▸ **Excerpts from an interface dataset**
------------------------
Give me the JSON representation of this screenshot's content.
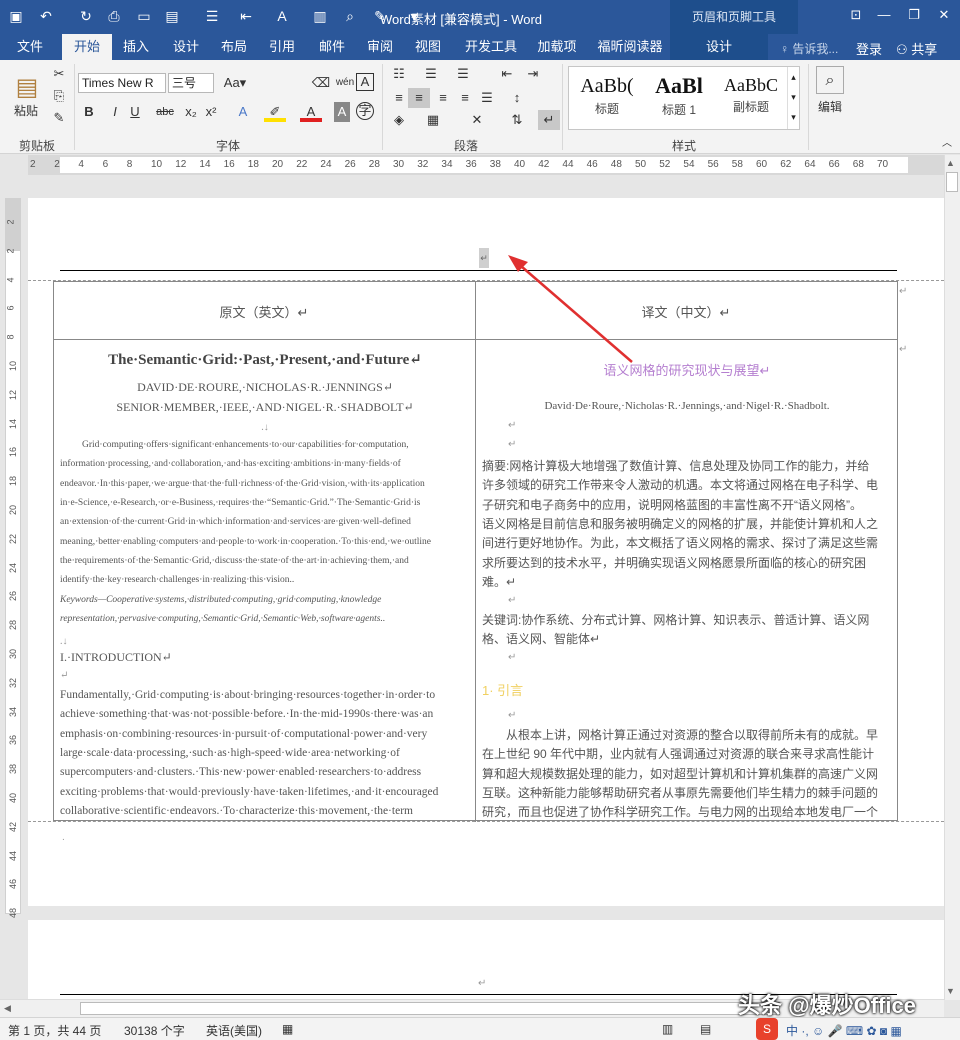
{
  "window": {
    "title": "Word素材 [兼容模式] - Word",
    "context_tools": "页眉和页脚工具",
    "min": "—",
    "restore": "❐",
    "close": "✕",
    "ribbon_opt": "⊡"
  },
  "tabs": {
    "file": "文件",
    "home": "开始",
    "insert": "插入",
    "design": "设计",
    "layout": "布局",
    "references": "引用",
    "mailings": "邮件",
    "review": "审阅",
    "view": "视图",
    "developer": "开发工具",
    "addins": "加载项",
    "foxit": "福昕阅读器",
    "hf_design": "设计",
    "tell": "告诉我...",
    "login": "登录",
    "share": "共享"
  },
  "ribbon": {
    "paste": "粘贴",
    "clipboard": "剪贴板",
    "font_name": "Times New R",
    "font_size": "三号",
    "font_group": "字体",
    "para_group": "段落",
    "styles_group": "样式",
    "edit": "编辑",
    "styles": [
      {
        "sample": "AaBb(",
        "name": "标题"
      },
      {
        "sample": "AaBl",
        "name": "标题 1"
      },
      {
        "sample": "AaBbC",
        "name": "副标题"
      }
    ]
  },
  "ruler": {
    "h": [
      "2",
      "2",
      "4",
      "6",
      "8",
      "10",
      "12",
      "14",
      "16",
      "18",
      "20",
      "22",
      "24",
      "26",
      "28",
      "30",
      "32",
      "34",
      "36",
      "38",
      "40",
      "42",
      "44",
      "46",
      "48",
      "50",
      "52",
      "54",
      "56",
      "58",
      "60",
      "62",
      "64",
      "66",
      "68",
      "70"
    ],
    "v": [
      "2",
      "2",
      "4",
      "6",
      "8",
      "10",
      "12",
      "14",
      "16",
      "18",
      "20",
      "22",
      "24",
      "26",
      "28",
      "30",
      "32",
      "34",
      "36",
      "38",
      "40",
      "42",
      "44",
      "46",
      "48"
    ]
  },
  "doc": {
    "mark": "↵",
    "col_en": "原文（英文）↵",
    "col_cn": "译文（中文）↵",
    "en_title": "The·Semantic·Grid:·Past,·Present,·and·Future↵",
    "en_authors1": "DAVID·DE·ROURE,·NICHOLAS·R.·JENNINGS↵",
    "en_authors2": "SENIOR·MEMBER,·IEEE,·AND·NIGEL·R.·SHADBOLT↵",
    "en_abstract": [
      "Grid·computing·offers·significant·enhancements·to·our·capabilities·for·computation,",
      "information·processing,·and·collaboration,·and·has·exciting·ambitions·in·many·fields·of",
      "endeavor.·In·this·paper,·we·argue·that·the·full·richness·of·the·Grid·vision,·with·its·application",
      "in·e-Science,·e-Research,·or·e-Business,·requires·the·“Semantic·Grid.”·The·Semantic·Grid·is",
      "an·extension·of·the·current·Grid·in·which·information·and·services·are·given·well-defined",
      "meaning,·better·enabling·computers·and·people·to·work·in·cooperation.·To·this·end,·we·outline",
      "the·requirements·of·the·Semantic·Grid,·discuss·the·state·of·the·art·in·achieving·them,·and",
      "identify·the·key·research·challenges·in·realizing·this·vision.."
    ],
    "en_keywords": [
      "Keywords—Cooperative·systems,·distributed·computing,·grid·computing,·knowledge",
      "representation,·pervasive·computing,·Semantic·Grid,·Semantic·Web,·software·agents.."
    ],
    "en_intro_head": "I.·INTRODUCTION↵",
    "en_intro": [
      "Fundamentally,·Grid·computing·is·about·bringing·resources·together·in·order·to",
      "achieve·something·that·was·not·possible·before.·In·the·mid-1990s·there·was·an",
      "emphasis·on·combining·resources·in·pursuit·of·computational·power·and·very",
      "large·scale·data·processing,·such·as·high-speed·wide·area·networking·of",
      "supercomputers·and·clusters.·This·new·power·enabled·researchers·to·address",
      "exciting·problems·that·would·previously·have·taken·lifetimes,·and·it·encouraged",
      "collaborative·scientific·endeavors.·To·characterize·this·movement,·the·term"
    ],
    "cn_title": "语义网格的研究现状与展望↵",
    "cn_authors": "David·De·Roure,·Nicholas·R.·Jennings,·and·Nigel·R.·Shadbolt.",
    "cn_abstract": [
      "摘要:网格计算极大地增强了数值计算、信息处理及协同工作的能力，并给",
      "许多领域的研究工作带来令人激动的机遇。本文将通过网格在电子科学、电",
      "子研究和电子商务中的应用，说明网格蓝图的丰富性离不开“语义网格”。",
      "语义网格是目前信息和服务被明确定义的网格的扩展，并能使计算机和人之",
      "间进行更好地协作。为此，本文概括了语义网格的需求、探讨了满足这些需",
      "求所要达到的技术水平，并明确实现语义网格愿景所面临的核心的研究困",
      "难。↵"
    ],
    "cn_keywords": [
      "关键词:协作系统、分布式计算、网格计算、知识表示、普适计算、语义网",
      "格、语义网、智能体↵"
    ],
    "cn_intro_head": "1· 引言",
    "cn_intro": [
      "从根本上讲，网格计算正通过对资源的整合以取得前所未有的成就。早",
      "在上世纪 90 年代中期，业内就有人强调通过对资源的联合来寻求高性能计",
      "算和超大规模数据处理的能力，如对超型计算机和计算机集群的高速广义网",
      "互联。这种新能力能够帮助研究者从事原先需要他们毕生精力的棘手问题的",
      "研究，而且也促进了协作科学研究工作。与电力网的出现给本地发电厂一个"
    ]
  },
  "status": {
    "page": "第 1 页，共 44 页",
    "words": "30138 个字",
    "lang": "英语(美国)",
    "watermark": "头条 @爆炒Office"
  },
  "colors": {
    "accent": "#2b579a",
    "cn_title": "#b57fd0",
    "cn_intro_head": "#f0d060",
    "arrow": "#e03030"
  }
}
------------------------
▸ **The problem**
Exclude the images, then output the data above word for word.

▸ **Solution for this problem**
Give me the JSON representation of this screenshot's content.
{
  "window": {
    "title": "Word素材 [兼容模式] - Word",
    "context_tools": "页眉和页脚工具",
    "min": "—",
    "restore": "❐",
    "close": "✕",
    "ribbon_opt": "⊡"
  },
  "tabs": {
    "file": "文件",
    "home": "开始",
    "insert": "插入",
    "design": "设计",
    "layout": "布局",
    "references": "引用",
    "mailings": "邮件",
    "review": "审阅",
    "view": "视图",
    "developer": "开发工具",
    "addins": "加载项",
    "foxit": "福昕阅读器",
    "hf_design": "设计",
    "tell": "告诉我...",
    "login": "登录",
    "share": "共享"
  },
  "ribbon": {
    "paste": "粘贴",
    "clipboard": "剪贴板",
    "font_name": "Times New R",
    "font_size": "三号",
    "font_group": "字体",
    "para_group": "段落",
    "styles_group": "样式",
    "edit": "编辑",
    "styles": [
      {
        "sample": "AaBb(",
        "name": "标题"
      },
      {
        "sample": "AaBl",
        "name": "标题 1"
      },
      {
        "sample": "AaBbC",
        "name": "副标题"
      }
    ]
  },
  "ruler": {
    "h": [
      "2",
      "2",
      "4",
      "6",
      "8",
      "10",
      "12",
      "14",
      "16",
      "18",
      "20",
      "22",
      "24",
      "26",
      "28",
      "30",
      "32",
      "34",
      "36",
      "38",
      "40",
      "42",
      "44",
      "46",
      "48",
      "50",
      "52",
      "54",
      "56",
      "58",
      "60",
      "62",
      "64",
      "66",
      "68",
      "70"
    ],
    "v": [
      "2",
      "2",
      "4",
      "6",
      "8",
      "10",
      "12",
      "14",
      "16",
      "18",
      "20",
      "22",
      "24",
      "26",
      "28",
      "30",
      "32",
      "34",
      "36",
      "38",
      "40",
      "42",
      "44",
      "46",
      "48"
    ]
  },
  "doc": {
    "mark": "↵",
    "col_en": "原文（英文）↵",
    "col_cn": "译文（中文）↵",
    "en_title": "The·Semantic·Grid:·Past,·Present,·and·Future↵",
    "en_authors1": "DAVID·DE·ROURE,·NICHOLAS·R.·JENNINGS↵",
    "en_authors2": "SENIOR·MEMBER,·IEEE,·AND·NIGEL·R.·SHADBOLT↵",
    "en_abstract": [
      "Grid·computing·offers·significant·enhancements·to·our·capabilities·for·computation,",
      "information·processing,·and·collaboration,·and·has·exciting·ambitions·in·many·fields·of",
      "endeavor.·In·this·paper,·we·argue·that·the·full·richness·of·the·Grid·vision,·with·its·application",
      "in·e-Science,·e-Research,·or·e-Business,·requires·the·“Semantic·Grid.”·The·Semantic·Grid·is",
      "an·extension·of·the·current·Grid·in·which·information·and·services·are·given·well-defined",
      "meaning,·better·enabling·computers·and·people·to·work·in·cooperation.·To·this·end,·we·outline",
      "the·requirements·of·the·Semantic·Grid,·discuss·the·state·of·the·art·in·achieving·them,·and",
      "identify·the·key·research·challenges·in·realizing·this·vision.."
    ],
    "en_keywords": [
      "Keywords—Cooperative·systems,·distributed·computing,·grid·computing,·knowledge",
      "representation,·pervasive·computing,·Semantic·Grid,·Semantic·Web,·software·agents.."
    ],
    "en_intro_head": "I.·INTRODUCTION↵",
    "en_intro": [
      "Fundamentally,·Grid·computing·is·about·bringing·resources·together·in·order·to",
      "achieve·something·that·was·not·possible·before.·In·the·mid-1990s·there·was·an",
      "emphasis·on·combining·resources·in·pursuit·of·computational·power·and·very",
      "large·scale·data·processing,·such·as·high-speed·wide·area·networking·of",
      "supercomputers·and·clusters.·This·new·power·enabled·researchers·to·address",
      "exciting·problems·that·would·previously·have·taken·lifetimes,·and·it·encouraged",
      "collaborative·scientific·endeavors.·To·characterize·this·movement,·the·term"
    ],
    "cn_title": "语义网格的研究现状与展望↵",
    "cn_authors": "David·De·Roure,·Nicholas·R.·Jennings,·and·Nigel·R.·Shadbolt.",
    "cn_abstract": [
      "摘要:网格计算极大地增强了数值计算、信息处理及协同工作的能力，并给",
      "许多领域的研究工作带来令人激动的机遇。本文将通过网格在电子科学、电",
      "子研究和电子商务中的应用，说明网格蓝图的丰富性离不开“语义网格”。",
      "语义网格是目前信息和服务被明确定义的网格的扩展，并能使计算机和人之",
      "间进行更好地协作。为此，本文概括了语义网格的需求、探讨了满足这些需",
      "求所要达到的技术水平，并明确实现语义网格愿景所面临的核心的研究困",
      "难。↵"
    ],
    "cn_keywords": [
      "关键词:协作系统、分布式计算、网格计算、知识表示、普适计算、语义网",
      "格、语义网、智能体↵"
    ],
    "cn_intro_head": "1· 引言",
    "cn_intro": [
      "从根本上讲，网格计算正通过对资源的整合以取得前所未有的成就。早",
      "在上世纪 90 年代中期，业内就有人强调通过对资源的联合来寻求高性能计",
      "算和超大规模数据处理的能力，如对超型计算机和计算机集群的高速广义网",
      "互联。这种新能力能够帮助研究者从事原先需要他们毕生精力的棘手问题的",
      "研究，而且也促进了协作科学研究工作。与电力网的出现给本地发电厂一个"
    ]
  },
  "status": {
    "page": "第 1 页，共 44 页",
    "words": "30138 个字",
    "lang": "英语(美国)",
    "watermark": "头条 @爆炒Office"
  },
  "colors": {
    "accent": "#2b579a",
    "cn_title": "#b57fd0",
    "cn_intro_head": "#f0d060",
    "arrow": "#e03030"
  }
}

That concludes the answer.